• _Assignment_
Word for word, restate all of the data shown below.

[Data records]
══════════════════════════════

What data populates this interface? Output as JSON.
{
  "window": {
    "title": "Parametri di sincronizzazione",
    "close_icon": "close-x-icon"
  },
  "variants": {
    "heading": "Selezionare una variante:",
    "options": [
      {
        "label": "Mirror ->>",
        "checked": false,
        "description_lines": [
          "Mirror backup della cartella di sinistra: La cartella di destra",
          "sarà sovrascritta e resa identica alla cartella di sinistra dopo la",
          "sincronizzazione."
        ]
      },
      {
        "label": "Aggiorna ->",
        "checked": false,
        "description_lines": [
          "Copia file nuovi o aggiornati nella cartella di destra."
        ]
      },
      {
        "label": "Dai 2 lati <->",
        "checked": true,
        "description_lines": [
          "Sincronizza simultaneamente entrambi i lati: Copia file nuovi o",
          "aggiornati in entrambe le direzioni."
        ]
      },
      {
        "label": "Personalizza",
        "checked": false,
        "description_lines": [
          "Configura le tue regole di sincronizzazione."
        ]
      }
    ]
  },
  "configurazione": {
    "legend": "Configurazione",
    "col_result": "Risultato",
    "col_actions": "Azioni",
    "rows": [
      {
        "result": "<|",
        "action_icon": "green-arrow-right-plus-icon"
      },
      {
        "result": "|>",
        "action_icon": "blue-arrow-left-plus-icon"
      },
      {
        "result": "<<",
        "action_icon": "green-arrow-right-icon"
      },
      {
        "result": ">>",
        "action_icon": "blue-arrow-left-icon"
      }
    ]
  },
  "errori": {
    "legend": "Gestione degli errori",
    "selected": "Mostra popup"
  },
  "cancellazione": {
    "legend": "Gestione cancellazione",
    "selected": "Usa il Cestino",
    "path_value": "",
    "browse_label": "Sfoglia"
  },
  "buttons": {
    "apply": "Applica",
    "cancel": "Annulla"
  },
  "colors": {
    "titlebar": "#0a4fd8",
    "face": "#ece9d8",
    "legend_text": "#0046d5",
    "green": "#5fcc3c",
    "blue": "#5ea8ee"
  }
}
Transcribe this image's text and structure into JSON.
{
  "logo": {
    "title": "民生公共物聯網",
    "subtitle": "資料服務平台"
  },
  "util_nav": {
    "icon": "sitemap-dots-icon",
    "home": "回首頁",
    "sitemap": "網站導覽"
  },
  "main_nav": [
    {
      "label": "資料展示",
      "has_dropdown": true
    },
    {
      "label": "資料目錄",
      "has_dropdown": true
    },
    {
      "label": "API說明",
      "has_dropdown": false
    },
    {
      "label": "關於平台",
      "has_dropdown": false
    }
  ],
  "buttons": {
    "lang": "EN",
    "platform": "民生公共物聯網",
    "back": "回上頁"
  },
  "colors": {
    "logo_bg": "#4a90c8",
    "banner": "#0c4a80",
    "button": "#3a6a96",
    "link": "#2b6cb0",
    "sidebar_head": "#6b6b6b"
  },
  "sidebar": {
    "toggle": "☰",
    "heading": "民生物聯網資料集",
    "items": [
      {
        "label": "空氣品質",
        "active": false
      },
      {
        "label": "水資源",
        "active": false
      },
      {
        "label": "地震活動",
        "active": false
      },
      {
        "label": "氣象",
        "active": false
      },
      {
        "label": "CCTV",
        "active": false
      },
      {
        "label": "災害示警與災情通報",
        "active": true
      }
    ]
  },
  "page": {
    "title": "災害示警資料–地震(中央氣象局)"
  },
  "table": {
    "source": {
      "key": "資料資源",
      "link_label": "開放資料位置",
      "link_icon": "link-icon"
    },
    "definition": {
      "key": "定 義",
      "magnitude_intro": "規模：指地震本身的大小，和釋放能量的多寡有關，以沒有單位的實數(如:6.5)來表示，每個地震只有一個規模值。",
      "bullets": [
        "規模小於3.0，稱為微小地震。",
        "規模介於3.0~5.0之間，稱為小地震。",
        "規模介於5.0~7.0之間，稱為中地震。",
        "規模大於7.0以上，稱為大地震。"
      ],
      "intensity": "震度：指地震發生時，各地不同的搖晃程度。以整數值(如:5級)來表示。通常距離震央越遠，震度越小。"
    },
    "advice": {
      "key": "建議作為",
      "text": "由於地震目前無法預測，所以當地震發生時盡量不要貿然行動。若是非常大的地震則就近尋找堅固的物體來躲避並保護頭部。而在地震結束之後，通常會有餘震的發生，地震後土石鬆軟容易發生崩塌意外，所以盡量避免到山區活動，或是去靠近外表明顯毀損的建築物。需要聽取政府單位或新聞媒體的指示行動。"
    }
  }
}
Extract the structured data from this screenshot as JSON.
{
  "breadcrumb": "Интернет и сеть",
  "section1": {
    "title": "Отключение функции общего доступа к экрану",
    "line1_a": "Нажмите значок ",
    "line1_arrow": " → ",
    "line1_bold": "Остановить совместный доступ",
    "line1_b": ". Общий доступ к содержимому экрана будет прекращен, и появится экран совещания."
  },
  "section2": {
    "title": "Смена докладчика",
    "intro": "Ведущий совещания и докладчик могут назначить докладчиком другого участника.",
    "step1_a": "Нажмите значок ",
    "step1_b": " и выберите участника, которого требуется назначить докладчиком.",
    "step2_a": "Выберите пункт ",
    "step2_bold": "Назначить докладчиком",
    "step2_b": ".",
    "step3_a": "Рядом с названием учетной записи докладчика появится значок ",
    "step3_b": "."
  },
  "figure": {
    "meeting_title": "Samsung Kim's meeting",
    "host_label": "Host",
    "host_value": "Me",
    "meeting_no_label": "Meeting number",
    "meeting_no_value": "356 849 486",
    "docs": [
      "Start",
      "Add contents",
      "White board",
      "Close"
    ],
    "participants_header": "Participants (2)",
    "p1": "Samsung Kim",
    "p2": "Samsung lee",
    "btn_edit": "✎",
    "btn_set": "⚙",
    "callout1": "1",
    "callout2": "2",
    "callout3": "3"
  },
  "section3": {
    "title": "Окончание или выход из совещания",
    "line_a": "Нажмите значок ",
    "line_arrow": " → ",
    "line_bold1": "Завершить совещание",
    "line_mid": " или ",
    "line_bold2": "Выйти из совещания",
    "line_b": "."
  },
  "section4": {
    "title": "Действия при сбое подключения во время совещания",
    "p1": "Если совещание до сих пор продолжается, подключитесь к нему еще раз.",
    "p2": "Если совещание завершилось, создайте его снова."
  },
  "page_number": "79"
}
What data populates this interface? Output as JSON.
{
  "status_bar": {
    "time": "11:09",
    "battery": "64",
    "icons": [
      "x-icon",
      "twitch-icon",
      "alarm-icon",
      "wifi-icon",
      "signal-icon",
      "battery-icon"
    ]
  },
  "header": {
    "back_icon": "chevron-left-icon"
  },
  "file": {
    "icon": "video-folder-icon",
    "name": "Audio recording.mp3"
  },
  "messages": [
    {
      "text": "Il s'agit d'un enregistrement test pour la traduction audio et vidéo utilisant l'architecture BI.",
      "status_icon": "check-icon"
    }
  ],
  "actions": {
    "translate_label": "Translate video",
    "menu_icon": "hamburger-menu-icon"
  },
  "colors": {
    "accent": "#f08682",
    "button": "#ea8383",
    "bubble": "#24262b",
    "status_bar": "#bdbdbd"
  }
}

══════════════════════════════

• _Written solution_
What data populates this interface? Output as JSON.
{
  "window": {
    "title": "Parametri di sincronizzazione",
    "close_icon": "close-x-icon"
  },
  "variants": {
    "heading": "Selezionare una variante:",
    "options": [
      {
        "label": "Mirror ->>",
        "checked": false,
        "description_lines": [
          "Mirror backup della cartella di sinistra: La cartella di destra",
          "sarà sovrascritta e resa identica alla cartella di sinistra dopo la",
          "sincronizzazione."
        ]
      },
      {
        "label": "Aggiorna ->",
        "checked": false,
        "description_lines": [
          "Copia file nuovi o aggiornati nella cartella di destra."
        ]
      },
      {
        "label": "Dai 2 lati <->",
        "checked": true,
        "description_lines": [
          "Sincronizza simultaneamente entrambi i lati: Copia file nuovi o",
          "aggiornati in entrambe le direzioni."
        ]
      },
      {
        "label": "Personalizza",
        "checked": false,
        "description_lines": [
          "Configura le tue regole di sincronizzazione."
        ]
      }
    ]
  },
  "configurazione": {
    "legend": "Configurazione",
    "col_result": "Risultato",
    "col_actions": "Azioni",
    "rows": [
      {
        "result": "<|",
        "action_icon": "green-arrow-right-plus-icon"
      },
      {
        "result": "|>",
        "action_icon": "blue-arrow-left-plus-icon"
      },
      {
        "result": "<<",
        "action_icon": "green-arrow-right-icon"
      },
      {
        "result": ">>",
        "action_icon": "blue-arrow-left-icon"
      }
    ]
  },
  "errori": {
    "legend": "Gestione degli errori",
    "selected": "Mostra popup"
  },
  "cancellazione": {
    "legend": "Gestione cancellazione",
    "selected": "Usa il Cestino",
    "path_value": "",
    "browse_label": "Sfoglia"
  },
  "buttons": {
    "apply": "Applica",
    "cancel": "Annulla"
  },
  "colors": {
    "titlebar": "#0a4fd8",
    "face": "#ece9d8",
    "legend_text": "#0046d5",
    "green": "#5fcc3c",
    "blue": "#5ea8ee"
  }
}
Transcribe this image's text and structure into JSON.
{
  "logo": {
    "title": "民生公共物聯網",
    "subtitle": "資料服務平台"
  },
  "util_nav": {
    "icon": "sitemap-dots-icon",
    "home": "回首頁",
    "sitemap": "網站導覽"
  },
  "main_nav": [
    {
      "label": "資料展示",
      "has_dropdown": true
    },
    {
      "label": "資料目錄",
      "has_dropdown": true
    },
    {
      "label": "API說明",
      "has_dropdown": false
    },
    {
      "label": "關於平台",
      "has_dropdown": false
    }
  ],
  "buttons": {
    "lang": "EN",
    "platform": "民生公共物聯網",
    "back": "回上頁"
  },
  "colors": {
    "logo_bg": "#4a90c8",
    "banner": "#0c4a80",
    "button": "#3a6a96",
    "link": "#2b6cb0",
    "sidebar_head": "#6b6b6b"
  },
  "sidebar": {
    "toggle": "☰",
    "heading": "民生物聯網資料集",
    "items": [
      {
        "label": "空氣品質",
        "active": false
      },
      {
        "label": "水資源",
        "active": false
      },
      {
        "label": "地震活動",
        "active": false
      },
      {
        "label": "氣象",
        "active": false
      },
      {
        "label": "CCTV",
        "active": false
      },
      {
        "label": "災害示警與災情通報",
        "active": true
      }
    ]
  },
  "page": {
    "title": "災害示警資料–地震(中央氣象局)"
  },
  "table": {
    "source": {
      "key": "資料資源",
      "link_label": "開放資料位置",
      "link_icon": "link-icon"
    },
    "definition": {
      "key": "定 義",
      "magnitude_intro": "規模：指地震本身的大小，和釋放能量的多寡有關，以沒有單位的實數(如:6.5)來表示，每個地震只有一個規模值。",
      "bullets": [
        "規模小於3.0，稱為微小地震。",
        "規模介於3.0~5.0之間，稱為小地震。",
        "規模介於5.0~7.0之間，稱為中地震。",
        "規模大於7.0以上，稱為大地震。"
      ],
      "intensity": "震度：指地震發生時，各地不同的搖晃程度。以整數值(如:5級)來表示。通常距離震央越遠，震度越小。"
    },
    "advice": {
      "key": "建議作為",
      "text": "由於地震目前無法預測，所以當地震發生時盡量不要貿然行動。若是非常大的地震則就近尋找堅固的物體來躲避並保護頭部。而在地震結束之後，通常會有餘震的發生，地震後土石鬆軟容易發生崩塌意外，所以盡量避免到山區活動，或是去靠近外表明顯毀損的建築物。需要聽取政府單位或新聞媒體的指示行動。"
    }
  }
}
Extract the structured data from this screenshot as JSON.
{
  "breadcrumb": "Интернет и сеть",
  "section1": {
    "title": "Отключение функции общего доступа к экрану",
    "line1_a": "Нажмите значок ",
    "line1_arrow": " → ",
    "line1_bold": "Остановить совместный доступ",
    "line1_b": ". Общий доступ к содержимому экрана будет прекращен, и появится экран совещания."
  },
  "section2": {
    "title": "Смена докладчика",
    "intro": "Ведущий совещания и докладчик могут назначить докладчиком другого участника.",
    "step1_a": "Нажмите значок ",
    "step1_b": " и выберите участника, которого требуется назначить докладчиком.",
    "step2_a": "Выберите пункт ",
    "step2_bold": "Назначить докладчиком",
    "step2_b": ".",
    "step3_a": "Рядом с названием учетной записи докладчика появится значок ",
    "step3_b": "."
  },
  "figure": {
    "meeting_title": "Samsung Kim's meeting",
    "host_label": "Host",
    "host_value": "Me",
    "meeting_no_label": "Meeting number",
    "meeting_no_value": "356 849 486",
    "docs": [
      "Start",
      "Add contents",
      "White board",
      "Close"
    ],
    "participants_header": "Participants (2)",
    "p1": "Samsung Kim",
    "p2": "Samsung lee",
    "btn_edit": "✎",
    "btn_set": "⚙",
    "callout1": "1",
    "callout2": "2",
    "callout3": "3"
  },
  "section3": {
    "title": "Окончание или выход из совещания",
    "line_a": "Нажмите значок ",
    "line_arrow": " → ",
    "line_bold1": "Завершить совещание",
    "line_mid": " или ",
    "line_bold2": "Выйти из совещания",
    "line_b": "."
  },
  "section4": {
    "title": "Действия при сбое подключения во время совещания",
    "p1": "Если совещание до сих пор продолжается, подключитесь к нему еще раз.",
    "p2": "Если совещание завершилось, создайте его снова."
  },
  "page_number": "79"
}
What data populates this interface? Output as JSON.
{
  "status_bar": {
    "time": "11:09",
    "battery": "64",
    "icons": [
      "x-icon",
      "twitch-icon",
      "alarm-icon",
      "wifi-icon",
      "signal-icon",
      "battery-icon"
    ]
  },
  "header": {
    "back_icon": "chevron-left-icon"
  },
  "file": {
    "icon": "video-folder-icon",
    "name": "Audio recording.mp3"
  },
  "messages": [
    {
      "text": "Il s'agit d'un enregistrement test pour la traduction audio et vidéo utilisant l'architecture BI.",
      "status_icon": "check-icon"
    }
  ],
  "actions": {
    "translate_label": "Translate video",
    "menu_icon": "hamburger-menu-icon"
  },
  "colors": {
    "accent": "#f08682",
    "button": "#ea8383",
    "bubble": "#24262b",
    "status_bar": "#bdbdbd"
  }
}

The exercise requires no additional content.